• Activity:
Each and every line below goes into your answer unchanged, but leave out the images.

Web page and app entries
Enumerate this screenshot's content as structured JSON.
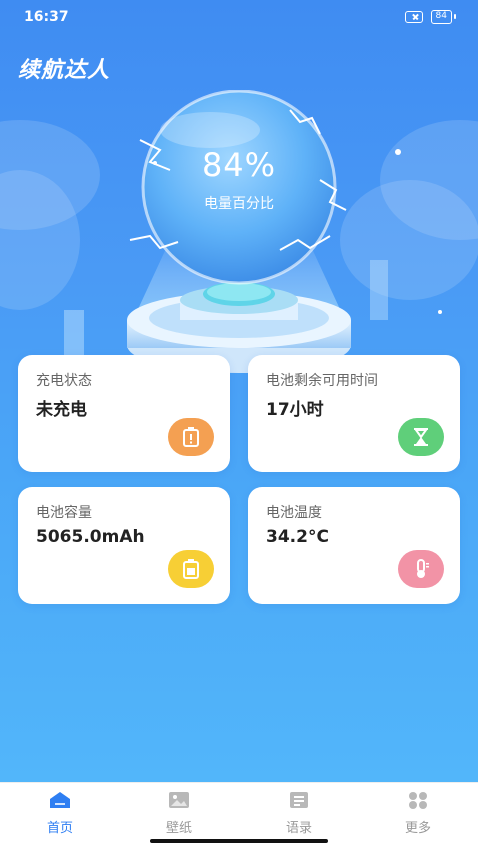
{
  "status_bar": {
    "time": "16:37",
    "battery": "84"
  },
  "app": {
    "title": "续航达人"
  },
  "battery_orb": {
    "percent": "84%",
    "label": "电量百分比"
  },
  "cards": [
    {
      "label": "充电状态",
      "value": "未充电",
      "icon": "battery-alert-icon",
      "color": "#f4a052"
    },
    {
      "label": "电池剩余可用时间",
      "value": "17小时",
      "icon": "hourglass-icon",
      "color": "#5fcf7a"
    },
    {
      "label": "电池容量",
      "value": "5065.0mAh",
      "icon": "battery-icon",
      "color": "#f7cf35"
    },
    {
      "label": "电池温度",
      "value": "34.2°C",
      "icon": "thermometer-icon",
      "color": "#f293a6"
    }
  ],
  "nav": [
    {
      "label": "首页",
      "icon": "home-icon",
      "active": true
    },
    {
      "label": "壁纸",
      "icon": "wallpaper-icon",
      "active": false
    },
    {
      "label": "语录",
      "icon": "quotes-icon",
      "active": false
    },
    {
      "label": "更多",
      "icon": "more-grid-icon",
      "active": false
    }
  ],
  "colors": {
    "accent": "#2e7ef2",
    "background_top": "#3f8cf2",
    "background_bottom": "#52b6fa"
  }
}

• Response:
Enumerate this screenshot's content as structured JSON.
{
  "status_bar": {
    "time": "16:37",
    "battery": "84"
  },
  "app": {
    "title": "续航达人"
  },
  "battery_orb": {
    "percent": "84%",
    "label": "电量百分比"
  },
  "cards": [
    {
      "label": "充电状态",
      "value": "未充电",
      "icon": "battery-alert-icon",
      "color": "#f4a052"
    },
    {
      "label": "电池剩余可用时间",
      "value": "17小时",
      "icon": "hourglass-icon",
      "color": "#5fcf7a"
    },
    {
      "label": "电池容量",
      "value": "5065.0mAh",
      "icon": "battery-icon",
      "color": "#f7cf35"
    },
    {
      "label": "电池温度",
      "value": "34.2°C",
      "icon": "thermometer-icon",
      "color": "#f293a6"
    }
  ],
  "nav": [
    {
      "label": "首页",
      "icon": "home-icon",
      "active": true
    },
    {
      "label": "壁纸",
      "icon": "wallpaper-icon",
      "active": false
    },
    {
      "label": "语录",
      "icon": "quotes-icon",
      "active": false
    },
    {
      "label": "更多",
      "icon": "more-grid-icon",
      "active": false
    }
  ],
  "colors": {
    "accent": "#2e7ef2",
    "background_top": "#3f8cf2",
    "background_bottom": "#52b6fa"
  }
}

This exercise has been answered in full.